The collection "Listen to the cinema!" at 20: interview with its creator, Stéphane Lerouge
“Listen to the cinema!” celebrates 20 years.This collection, born from Stéphane Lerouge's passion for film music, has so far allowed the re-release of many cult or forgotten soundtracks.On the occasion of this anniversary, Fred Pallem (whose work is abundantly nourished by film music) went to interview the one who is not related to Rackham Lerouge.
Before the Ecoutez le cinéma! Collection, the soundtrack albums of the great composers of music in images were rare, if not even ever published.Often in a hurry to very few copies, prized by collectors, then by disc- jockeys in search of the ultimate sample, these “soundtracks” are in fact much more than the music that accompanies the film: we can also listen to them without the images.They ultimately constitute real author albums, those of François de Roubaix, Michel Magne, Ennio Morricone, Francis Lai, Pierre Jansen, Philippe Sarde, Maurice Jarre, Michel Legrand and so many other legends of the BOF, that Stéphane Lerouge, the brilliant designer of this essential collection, has painstakingly restored, or unearthed like an archaeologist, to introduce them to the general public.
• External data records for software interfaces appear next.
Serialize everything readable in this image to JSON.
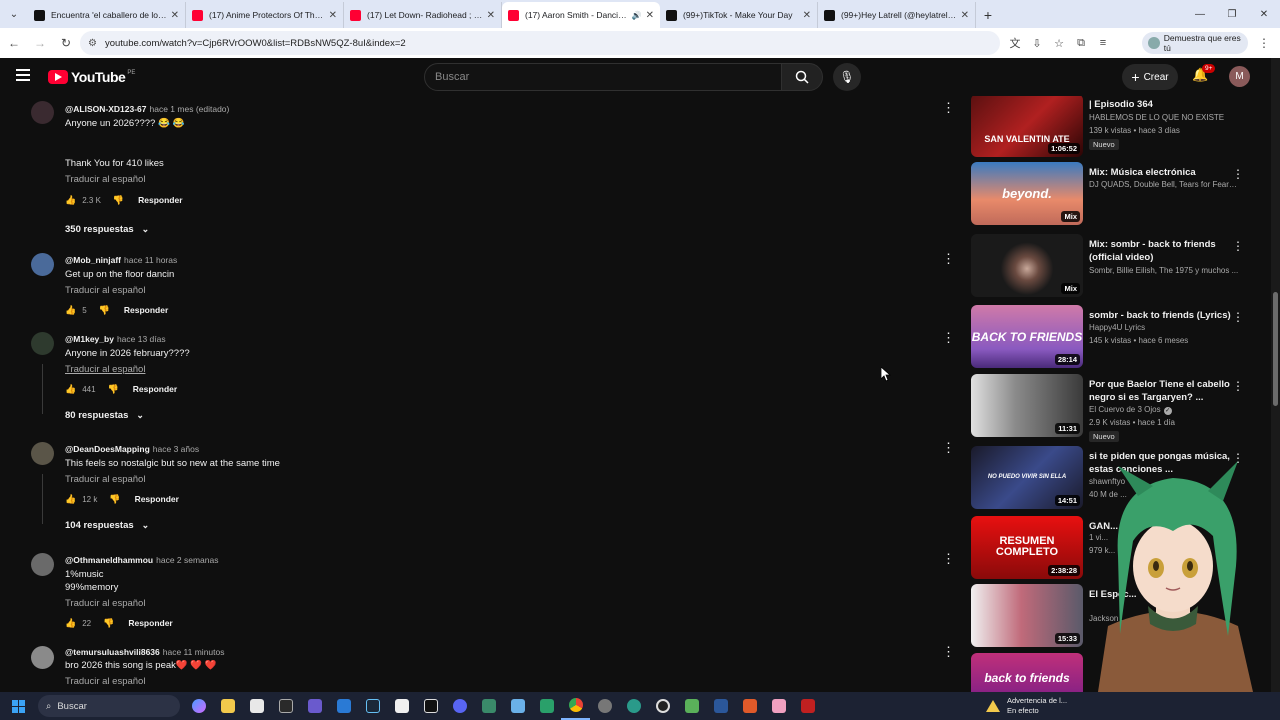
{
  "browser": {
    "tabs": [
      {
        "label": "Encuentra 'el caballero de los 7...",
        "favicon": "tiktok"
      },
      {
        "label": "(17) Anime Protectors Of The E...",
        "favicon": "youtube"
      },
      {
        "label": "(17) Let Down- Radiohead ; Lyr...",
        "favicon": "youtube"
      },
      {
        "label": "(17) Aaron Smith - Dancin (...",
        "favicon": "youtube",
        "active": true
      },
      {
        "label": "(99+)TikTok - Make Your Day",
        "favicon": "tiktok"
      },
      {
        "label": "(99+)Hey Latrell (@heylatrell) |...",
        "favicon": "tiktok"
      }
    ],
    "url": "youtube.com/watch?v=Cjp6RVrOOW0&list=RDBsNW5QZ-8uI&index=2",
    "profile_pill": "Demuestra que eres tú"
  },
  "youtube": {
    "logo_text": "YouTube",
    "country_code": "PE",
    "search_placeholder": "Buscar",
    "create_label": "Crear",
    "notifications_badge": "9+",
    "avatar_letter": "M"
  },
  "comments": [
    {
      "handle": "@ALISON-XD123-67",
      "time": "hace 1 mes (editado)",
      "lines": [
        "Anyone un 2026???? 😂 😂",
        "",
        "",
        "Thank You for 410 likes"
      ],
      "translate": "Traducir al español",
      "likes": "2.3 K",
      "reply_label": "Responder",
      "replies": "350 respuestas"
    },
    {
      "handle": "@Mob_ninjaff",
      "time": "hace 11 horas",
      "lines": [
        "Get up on the floor dancin"
      ],
      "translate": "Traducir al español",
      "likes": "5",
      "reply_label": "Responder"
    },
    {
      "handle": "@M1key_by",
      "time": "hace 13 días",
      "lines": [
        "Anyone in 2026 february????"
      ],
      "translate": "Traducir al español",
      "likes": "441",
      "reply_label": "Responder",
      "replies": "80 respuestas"
    },
    {
      "handle": "@DeanDoesMapping",
      "time": "hace 3 años",
      "lines": [
        "This feels so nostalgic but so new at the same time"
      ],
      "translate": "Traducir al español",
      "likes": "12 k",
      "reply_label": "Responder",
      "replies": "104 respuestas"
    },
    {
      "handle": "@Othmaneldhammou",
      "time": "hace 2 semanas",
      "lines": [
        "1%music",
        "99%memory"
      ],
      "translate": "Traducir al español",
      "likes": "22",
      "reply_label": "Responder"
    },
    {
      "handle": "@temursuluashvili8636",
      "time": "hace 11 minutos",
      "lines": [
        "bro 2026 this song is peak❤️ ❤️ ❤️"
      ],
      "translate": "Traducir al español"
    }
  ],
  "sidebar": [
    {
      "title": "| Episodio 364",
      "channel": "HABLEMOS DE LO QUE NO EXISTE",
      "stats": "139 k vistas • hace 3 días",
      "badge": "Nuevo",
      "duration": "1:06:52",
      "thumb_text": "SAN VALENTIN ATE"
    },
    {
      "title": "Mix: Música electrónica",
      "channel": "DJ QUADS, Double Bell, Tears for Fears y ...",
      "duration": "Mix",
      "thumb_text": "beyond."
    },
    {
      "title": "Mix: sombr - back to friends (official video)",
      "channel": "Sombr, Billie Eilish, The 1975 y muchos ...",
      "duration": "Mix"
    },
    {
      "title": "sombr - back to friends (Lyrics)",
      "channel": "Happy4U Lyrics",
      "stats": "145 k vistas • hace 6 meses",
      "duration": "28:14",
      "thumb_text": "BACK TO FRIENDS"
    },
    {
      "title": "Por que Baelor Tiene el cabello negro si es Targaryen? ...",
      "channel": "El Cuervo de 3 Ojos",
      "stats": "2.9 K vistas • hace 1 día",
      "badge": "Nuevo",
      "duration": "11:31"
    },
    {
      "title": "si te piden que pongas música, estas canciones ...",
      "channel": "shawnftyo",
      "stats": "40 M de ...",
      "duration": "14:51",
      "thumb_text": "NO PUEDO VIVIR SIN ELLA"
    },
    {
      "title": "GAN...",
      "channel": "1 vi...",
      "stats": "979 k...",
      "duration": "2:38:28",
      "thumb_text": "RESUMEN COMPLETO"
    },
    {
      "title": "El Espec...",
      "channel": "Jackson ...",
      "stats": "hazmelo30...",
      "duration": "15:33"
    },
    {
      "title": "",
      "thumb_text": "back to friends"
    }
  ],
  "taskbar": {
    "search_placeholder": "Buscar",
    "alert_title": "Advertencia de l...",
    "alert_sub": "En efecto"
  }
}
“The film music of the 60s and 70s was a submerged continent.There was a memory to reinvent, to reactivate.”
Fred Pallem: Dear Stéphane, how was this collection born and who had the idea?
It all started with a studio session, that of an album by Michel Legrand with Stéphane Grappelli in 1996.Legrand invited me there and I met Daniel Richard, head of Universal Jazz, a sort of mutant clone between Bruce Willis and CharlElie Couture.With Daniel, a former record store at Lido Musique on the Champs-Elysées, we immediately mentioned all these original tapes now untraceable ...and that he had previously sold on LPs.His clients were also called Bertrand Tavernier, Jean-Pierre Marielle, Alain Corneau or Philippe Sarde In 1996, Daniel was aware that, being broadcast on television, films such as Plein soleil, Pierrot le fou, Ne nous vâchons pas or Coup de torchon created on their music.a demand that could no longer be satisfied.The original vinyls, published at the release of the films, had become “Graals” of the LP.For example, the only mention of the promo single of La Horse, printed in 150 copies, highlighted fire collecti Vannier and Gainsbourg complementists! In short, the film music of the 60s and 70s was a submerged continent, there was a memory to reinvent, to reactivate.
Posted Date: 2021-02-15